In our culture, there’s often a stigma attached to doing things alone, whether it’s travelling or just going out to lunch at a restaurant—so much so that the latter was once used as subplot fodder for an episode of Friends. (Monica: “Excuse me, what is wrong with a woman eating alone?” Chandler: “Well, obviously something. She’s eating alone!”)
In reality, most people are unlikely to notice or care about other people doing stuff solo. But the spotlight effect creates a self-fulfilling prophecy here: people feel anxious about going out alone, and then this cognitive bias causes them to believe that other people are paying more attention to them than they actually are, confirming their anxiety. Thankfully, the taboo seems to be loosening up as of late, as more people feel emboldened enough to venture out unaccompanied.8
What it is
The spotlight effect is a bias that causes us to feel like other people are more focused on us than they really are.
Why it happens
We are prone to egocentric biases, which lead us to center our own perspective while ignoring others. The anchoring effect makes it difficult for us to adjust our perceptions of things. The spotlight effect can also occur because we are more familiar with ourselves than others are, meaning we are more aware of changes or variations.
Example 1 - The minority spotlight effect
Research shows that members of minority groups experience something very similar to the spotlight effect whenever topics related to their group come in conversation. This experience is uncomfortable and unpleasant.
Example 2 - Alone in the spotlight
Because of the spotlight effect, many people feel uncomfortable doing things alone in public. Luckily, this is starting to change.
How to avoid it
If you’re feeling “in the spotlight,” try reminding yourself that most people simply aren’t as focused on your behavior as you are. You can also imagine how you’d feel if the roles were reversed. If the spotlight effect is driving more severe or pervasive anxiety, it might be worth trying some exercises from cognitive behavioral therapy (ideally with a clinician).
Related TDL articles
In this age of digital communication and weird new diseases, working from home is increasingly common. Like anything, this comes with pros and cons. One possible drawback of working from home is that it can make certain cognitive biases more prominent, possibly affecting decision making. This article discusses how the spotlight effect is relevant to remote work, and gives some tips on how to avoid it.

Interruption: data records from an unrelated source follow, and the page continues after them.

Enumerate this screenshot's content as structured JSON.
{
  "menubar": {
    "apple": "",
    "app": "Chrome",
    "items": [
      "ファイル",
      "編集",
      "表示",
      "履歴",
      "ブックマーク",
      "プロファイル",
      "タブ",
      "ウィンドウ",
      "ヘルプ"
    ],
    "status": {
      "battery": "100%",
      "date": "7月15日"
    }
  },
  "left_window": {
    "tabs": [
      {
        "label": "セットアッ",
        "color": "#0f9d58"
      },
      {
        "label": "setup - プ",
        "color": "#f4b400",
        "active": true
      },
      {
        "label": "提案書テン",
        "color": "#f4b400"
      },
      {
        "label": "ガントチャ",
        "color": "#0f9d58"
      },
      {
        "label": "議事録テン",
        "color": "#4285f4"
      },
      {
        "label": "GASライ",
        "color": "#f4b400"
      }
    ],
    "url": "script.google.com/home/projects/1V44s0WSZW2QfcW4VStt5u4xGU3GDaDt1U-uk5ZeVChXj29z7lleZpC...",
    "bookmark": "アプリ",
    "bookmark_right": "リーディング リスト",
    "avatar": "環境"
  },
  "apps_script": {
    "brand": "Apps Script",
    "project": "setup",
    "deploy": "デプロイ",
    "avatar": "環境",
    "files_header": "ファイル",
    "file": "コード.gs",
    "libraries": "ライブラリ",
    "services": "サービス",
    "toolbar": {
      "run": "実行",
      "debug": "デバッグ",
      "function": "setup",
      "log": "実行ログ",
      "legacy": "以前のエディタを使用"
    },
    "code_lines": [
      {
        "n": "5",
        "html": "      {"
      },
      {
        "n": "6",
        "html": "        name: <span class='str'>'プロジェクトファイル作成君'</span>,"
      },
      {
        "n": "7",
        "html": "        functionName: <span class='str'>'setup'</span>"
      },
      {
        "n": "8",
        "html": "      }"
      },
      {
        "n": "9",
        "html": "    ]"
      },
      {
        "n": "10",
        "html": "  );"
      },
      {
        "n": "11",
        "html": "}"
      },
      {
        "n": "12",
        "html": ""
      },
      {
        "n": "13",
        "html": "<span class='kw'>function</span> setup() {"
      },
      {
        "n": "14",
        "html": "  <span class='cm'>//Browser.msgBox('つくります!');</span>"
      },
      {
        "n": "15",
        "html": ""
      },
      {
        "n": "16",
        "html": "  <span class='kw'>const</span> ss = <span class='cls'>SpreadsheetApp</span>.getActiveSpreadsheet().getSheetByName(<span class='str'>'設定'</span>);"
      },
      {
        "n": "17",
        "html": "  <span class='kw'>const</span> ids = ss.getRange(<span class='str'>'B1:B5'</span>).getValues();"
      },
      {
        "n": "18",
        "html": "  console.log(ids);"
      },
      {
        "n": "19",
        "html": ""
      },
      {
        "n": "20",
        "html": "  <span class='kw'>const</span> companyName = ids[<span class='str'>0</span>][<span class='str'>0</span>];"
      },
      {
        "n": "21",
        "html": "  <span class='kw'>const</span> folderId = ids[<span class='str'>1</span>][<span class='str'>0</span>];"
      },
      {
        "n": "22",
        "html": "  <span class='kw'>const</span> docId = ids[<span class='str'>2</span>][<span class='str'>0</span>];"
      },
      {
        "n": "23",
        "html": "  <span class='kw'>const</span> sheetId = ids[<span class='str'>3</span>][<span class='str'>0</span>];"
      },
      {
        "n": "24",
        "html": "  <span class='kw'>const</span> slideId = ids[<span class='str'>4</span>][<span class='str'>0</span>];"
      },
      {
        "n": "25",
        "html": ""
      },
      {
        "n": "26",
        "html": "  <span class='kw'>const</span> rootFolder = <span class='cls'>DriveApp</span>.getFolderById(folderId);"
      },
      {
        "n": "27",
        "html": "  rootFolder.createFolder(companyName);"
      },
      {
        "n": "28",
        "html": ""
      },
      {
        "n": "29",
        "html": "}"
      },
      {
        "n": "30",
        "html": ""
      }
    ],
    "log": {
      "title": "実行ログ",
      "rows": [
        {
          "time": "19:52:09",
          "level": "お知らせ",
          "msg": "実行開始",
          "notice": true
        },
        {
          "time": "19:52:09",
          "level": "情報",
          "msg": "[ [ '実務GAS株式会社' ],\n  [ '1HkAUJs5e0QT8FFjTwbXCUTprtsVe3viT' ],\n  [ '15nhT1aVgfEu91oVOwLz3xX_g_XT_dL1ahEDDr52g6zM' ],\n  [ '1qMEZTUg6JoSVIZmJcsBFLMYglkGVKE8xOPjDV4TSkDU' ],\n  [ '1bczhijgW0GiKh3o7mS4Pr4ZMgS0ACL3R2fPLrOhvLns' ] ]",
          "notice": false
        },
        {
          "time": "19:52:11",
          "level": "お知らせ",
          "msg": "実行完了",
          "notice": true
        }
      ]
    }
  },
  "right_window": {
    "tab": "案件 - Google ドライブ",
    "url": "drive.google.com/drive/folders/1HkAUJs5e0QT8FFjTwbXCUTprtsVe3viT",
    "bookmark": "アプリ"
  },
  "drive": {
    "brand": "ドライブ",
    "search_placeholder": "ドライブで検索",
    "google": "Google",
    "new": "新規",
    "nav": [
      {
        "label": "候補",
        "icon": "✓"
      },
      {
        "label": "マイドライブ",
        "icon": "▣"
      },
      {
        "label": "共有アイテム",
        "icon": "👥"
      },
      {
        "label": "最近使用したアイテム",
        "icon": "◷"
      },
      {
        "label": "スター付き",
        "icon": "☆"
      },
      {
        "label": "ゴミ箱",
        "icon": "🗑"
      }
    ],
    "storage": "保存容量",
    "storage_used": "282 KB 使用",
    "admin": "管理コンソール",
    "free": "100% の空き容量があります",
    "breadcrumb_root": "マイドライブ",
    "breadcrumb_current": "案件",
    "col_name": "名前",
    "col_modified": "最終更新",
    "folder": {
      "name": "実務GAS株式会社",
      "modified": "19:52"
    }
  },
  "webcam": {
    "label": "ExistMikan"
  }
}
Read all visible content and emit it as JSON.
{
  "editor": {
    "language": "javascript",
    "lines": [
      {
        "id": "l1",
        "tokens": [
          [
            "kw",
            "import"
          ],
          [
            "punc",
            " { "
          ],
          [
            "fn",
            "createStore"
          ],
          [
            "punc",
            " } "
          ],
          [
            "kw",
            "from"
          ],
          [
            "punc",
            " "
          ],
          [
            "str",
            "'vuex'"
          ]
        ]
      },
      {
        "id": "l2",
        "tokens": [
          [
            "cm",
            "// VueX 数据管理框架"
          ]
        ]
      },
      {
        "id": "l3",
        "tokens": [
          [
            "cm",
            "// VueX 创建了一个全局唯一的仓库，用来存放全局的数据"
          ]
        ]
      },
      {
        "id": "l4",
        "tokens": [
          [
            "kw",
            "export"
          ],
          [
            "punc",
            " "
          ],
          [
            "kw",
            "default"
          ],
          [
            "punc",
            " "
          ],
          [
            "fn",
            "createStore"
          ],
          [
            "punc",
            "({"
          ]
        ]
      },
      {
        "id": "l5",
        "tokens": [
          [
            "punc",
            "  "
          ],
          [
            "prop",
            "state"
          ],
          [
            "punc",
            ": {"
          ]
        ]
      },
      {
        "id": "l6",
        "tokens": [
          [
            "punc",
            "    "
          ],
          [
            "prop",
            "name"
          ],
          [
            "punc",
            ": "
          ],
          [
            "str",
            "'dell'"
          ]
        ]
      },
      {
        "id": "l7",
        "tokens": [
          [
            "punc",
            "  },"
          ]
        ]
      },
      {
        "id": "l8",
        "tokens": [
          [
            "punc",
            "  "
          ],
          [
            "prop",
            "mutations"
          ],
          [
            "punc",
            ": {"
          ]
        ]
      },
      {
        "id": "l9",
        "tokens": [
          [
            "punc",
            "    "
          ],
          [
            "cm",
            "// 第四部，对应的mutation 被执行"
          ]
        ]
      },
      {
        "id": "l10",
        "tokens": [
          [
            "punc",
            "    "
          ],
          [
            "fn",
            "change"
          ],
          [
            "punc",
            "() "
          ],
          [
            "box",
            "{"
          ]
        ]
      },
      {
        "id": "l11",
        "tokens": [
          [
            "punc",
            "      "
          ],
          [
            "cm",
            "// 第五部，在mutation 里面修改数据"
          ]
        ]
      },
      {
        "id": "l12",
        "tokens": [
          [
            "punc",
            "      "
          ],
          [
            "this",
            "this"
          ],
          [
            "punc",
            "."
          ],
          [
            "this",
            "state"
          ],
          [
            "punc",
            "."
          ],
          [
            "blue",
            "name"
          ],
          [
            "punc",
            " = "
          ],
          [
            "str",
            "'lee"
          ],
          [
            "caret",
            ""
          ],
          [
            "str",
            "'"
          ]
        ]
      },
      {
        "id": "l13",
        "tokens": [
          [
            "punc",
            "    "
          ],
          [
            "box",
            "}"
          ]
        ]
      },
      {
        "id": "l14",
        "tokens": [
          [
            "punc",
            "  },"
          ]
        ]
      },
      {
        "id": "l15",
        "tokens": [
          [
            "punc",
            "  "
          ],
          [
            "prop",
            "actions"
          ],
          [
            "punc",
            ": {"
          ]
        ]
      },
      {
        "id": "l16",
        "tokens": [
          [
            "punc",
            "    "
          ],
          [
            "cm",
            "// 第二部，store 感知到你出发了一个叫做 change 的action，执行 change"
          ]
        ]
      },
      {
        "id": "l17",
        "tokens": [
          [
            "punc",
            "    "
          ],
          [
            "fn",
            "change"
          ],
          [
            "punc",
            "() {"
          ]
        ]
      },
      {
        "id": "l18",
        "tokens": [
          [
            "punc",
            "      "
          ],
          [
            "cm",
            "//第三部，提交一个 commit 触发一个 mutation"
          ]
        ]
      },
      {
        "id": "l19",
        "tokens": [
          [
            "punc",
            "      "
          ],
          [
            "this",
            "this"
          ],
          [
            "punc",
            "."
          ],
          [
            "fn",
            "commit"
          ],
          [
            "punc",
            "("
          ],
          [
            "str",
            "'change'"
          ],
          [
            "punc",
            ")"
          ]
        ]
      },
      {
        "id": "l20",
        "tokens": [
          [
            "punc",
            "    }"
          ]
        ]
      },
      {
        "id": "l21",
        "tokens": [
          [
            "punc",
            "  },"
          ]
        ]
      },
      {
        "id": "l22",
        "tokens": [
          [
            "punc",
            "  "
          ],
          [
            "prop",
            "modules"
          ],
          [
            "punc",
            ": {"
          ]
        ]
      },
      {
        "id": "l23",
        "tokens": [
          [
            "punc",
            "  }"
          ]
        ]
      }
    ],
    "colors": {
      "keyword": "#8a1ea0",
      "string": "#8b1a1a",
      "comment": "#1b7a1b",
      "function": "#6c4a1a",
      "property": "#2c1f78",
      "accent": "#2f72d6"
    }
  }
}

The spotlight effect is largely driven by anchoring, one of the most pervasive cognitive biases. This article digs into another area where anchoring might cause (even more serious) problems: the courtroom. Looking at experimental evidence, the author discusses whether or not anchoring can bias the decisions of judges and juries alike. (Spoiler alert: It can.)